Once Homeless College Student Recalls Sleeping in Cars and Libraries to Pay Tuition

The University of Virginia alumnus said she had a hard time planning for the future when she was in "survival mode."

Today, Destinee Wright is a college graduate and a successful business owner, but she said it wasn’t long ago she was homeless as a student at the University of Virginia.

Wright said that when she began studying at UVA, she had a hard time affording both her college tuition and a place to stay. So, instead of giving up her studies, she decided to sleep in her car.

She put up blankets over the windows of her old Volkswagen, and while other students worried about their next exam or party, Wright worried about what would happen when it started to get cold outside.

"It was especially hard being at a place like UVA which has a lot of privileged students, a lot of students who don't have to worry about bills or worry about where you're sleeping so that was kind of like an added factor into how I felt about being at UVA,” she told WCAV.

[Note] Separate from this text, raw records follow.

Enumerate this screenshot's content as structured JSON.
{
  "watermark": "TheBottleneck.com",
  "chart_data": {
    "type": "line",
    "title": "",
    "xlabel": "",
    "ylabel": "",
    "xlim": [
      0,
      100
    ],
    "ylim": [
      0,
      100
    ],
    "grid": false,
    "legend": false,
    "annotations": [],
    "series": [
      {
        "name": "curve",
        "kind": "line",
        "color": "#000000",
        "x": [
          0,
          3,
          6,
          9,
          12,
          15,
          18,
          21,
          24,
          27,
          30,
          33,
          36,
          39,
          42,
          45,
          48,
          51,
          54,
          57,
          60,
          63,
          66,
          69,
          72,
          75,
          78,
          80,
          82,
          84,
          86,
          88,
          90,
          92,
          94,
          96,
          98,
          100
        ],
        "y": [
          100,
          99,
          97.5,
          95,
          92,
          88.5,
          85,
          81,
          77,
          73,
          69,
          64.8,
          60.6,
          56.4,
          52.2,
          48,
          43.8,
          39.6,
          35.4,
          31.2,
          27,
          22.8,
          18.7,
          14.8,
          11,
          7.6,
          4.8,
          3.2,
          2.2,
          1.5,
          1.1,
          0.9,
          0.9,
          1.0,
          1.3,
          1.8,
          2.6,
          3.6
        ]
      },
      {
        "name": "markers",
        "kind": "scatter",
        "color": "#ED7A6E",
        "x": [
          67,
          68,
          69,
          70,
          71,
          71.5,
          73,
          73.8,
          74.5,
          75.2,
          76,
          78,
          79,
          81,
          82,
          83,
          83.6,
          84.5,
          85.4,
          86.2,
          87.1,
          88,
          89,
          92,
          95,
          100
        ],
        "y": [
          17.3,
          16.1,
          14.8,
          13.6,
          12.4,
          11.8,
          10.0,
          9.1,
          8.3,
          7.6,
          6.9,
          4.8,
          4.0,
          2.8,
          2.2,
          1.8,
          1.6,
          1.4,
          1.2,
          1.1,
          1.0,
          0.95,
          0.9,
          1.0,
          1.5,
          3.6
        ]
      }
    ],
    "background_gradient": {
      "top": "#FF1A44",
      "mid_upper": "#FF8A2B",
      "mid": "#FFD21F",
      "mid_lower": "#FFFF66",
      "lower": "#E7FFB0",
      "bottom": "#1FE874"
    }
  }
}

She said being in “survival mode” also made it hard to relate to other students since as they planned their futures, Wright needed to think about what would happen to her that night.

“You kind of can't think about what the next step would be or you can't start to create a long-term strategy for yourself because you're in the moment,” Wright said.

One night, she found herself studying and sleeping in a 24-hour library on campus – one that was closed on weekend nights – when someone approached her and suggested she speak with Dean Michael Mason of the Office of African American Affairs.

“We’re pretty invested in making sure that students are able to learn without the worries of whether they can afford their books or whether they can have meals to eat, or whether they can afford housing,” he said, and made it a priority to help her find somewhere to stay.

Mason eventually set Wright up in a dorm and helped her get full financial aid.

"Once I was able to have a safe place to sleep, it was just this weight lift and it's like, 'Oh OK, now I can actually start to plan for what my life is going to look like after college,'” Wright said.

Mason added, "She went from not knowing where she would sleep to being able to completely focus on her academics and do extremely well."

Now, the pair encourage any student that may be facing homelessness reach out to their Office of the Dean of Students to get the help they need, so that no student will go through what Wright did.